To do »
Look through the entries for the string "time", and copy each line that holds it.

── Input material ──

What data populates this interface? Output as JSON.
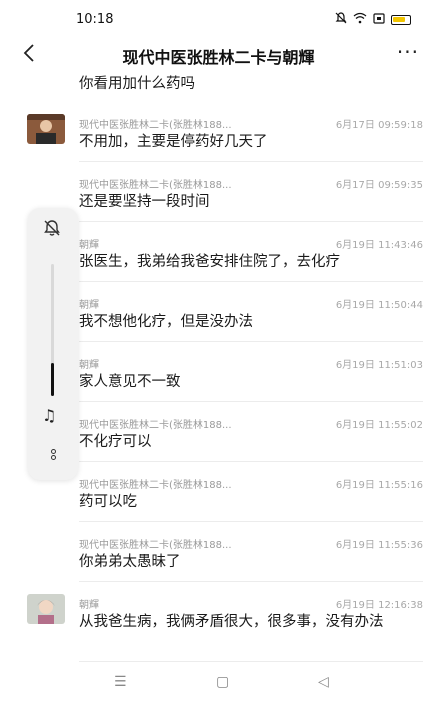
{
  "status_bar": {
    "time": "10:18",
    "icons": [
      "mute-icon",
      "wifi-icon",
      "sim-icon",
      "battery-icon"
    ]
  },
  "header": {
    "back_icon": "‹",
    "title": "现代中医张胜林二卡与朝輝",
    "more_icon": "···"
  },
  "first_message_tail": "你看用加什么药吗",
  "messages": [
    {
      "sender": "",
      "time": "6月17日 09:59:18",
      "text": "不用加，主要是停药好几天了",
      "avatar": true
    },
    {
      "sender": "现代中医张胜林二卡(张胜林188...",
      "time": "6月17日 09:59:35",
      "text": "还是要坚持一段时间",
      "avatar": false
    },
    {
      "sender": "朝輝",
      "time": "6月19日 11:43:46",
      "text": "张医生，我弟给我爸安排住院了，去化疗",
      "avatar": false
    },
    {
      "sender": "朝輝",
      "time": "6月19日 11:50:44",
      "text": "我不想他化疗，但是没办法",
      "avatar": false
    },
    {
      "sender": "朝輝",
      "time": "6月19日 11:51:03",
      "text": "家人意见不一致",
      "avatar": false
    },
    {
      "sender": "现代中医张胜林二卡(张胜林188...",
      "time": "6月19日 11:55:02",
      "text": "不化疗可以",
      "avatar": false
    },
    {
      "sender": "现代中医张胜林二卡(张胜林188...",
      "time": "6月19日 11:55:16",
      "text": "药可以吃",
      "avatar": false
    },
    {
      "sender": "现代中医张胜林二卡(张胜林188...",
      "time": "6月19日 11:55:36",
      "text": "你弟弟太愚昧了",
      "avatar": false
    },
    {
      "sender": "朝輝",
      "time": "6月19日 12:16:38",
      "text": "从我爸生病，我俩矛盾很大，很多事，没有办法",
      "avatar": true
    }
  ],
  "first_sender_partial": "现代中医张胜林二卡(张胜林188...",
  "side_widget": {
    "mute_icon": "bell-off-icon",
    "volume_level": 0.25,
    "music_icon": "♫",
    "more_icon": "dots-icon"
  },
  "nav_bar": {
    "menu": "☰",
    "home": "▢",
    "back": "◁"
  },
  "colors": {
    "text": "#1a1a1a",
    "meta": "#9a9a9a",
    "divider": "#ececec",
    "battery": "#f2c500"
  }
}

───

Exercise response »
    "time": "10:18",
      "time": "6月17日 09:59:18",
      "time": "6月17日 09:59:35",
      "time": "6月19日 11:43:46",
      "time": "6月19日 11:50:44",
      "time": "6月19日 11:51:03",
      "time": "6月19日 11:55:02",
      "time": "6月19日 11:55:16",
      "time": "6月19日 11:55:36",
      "time": "6月19日 12:16:38",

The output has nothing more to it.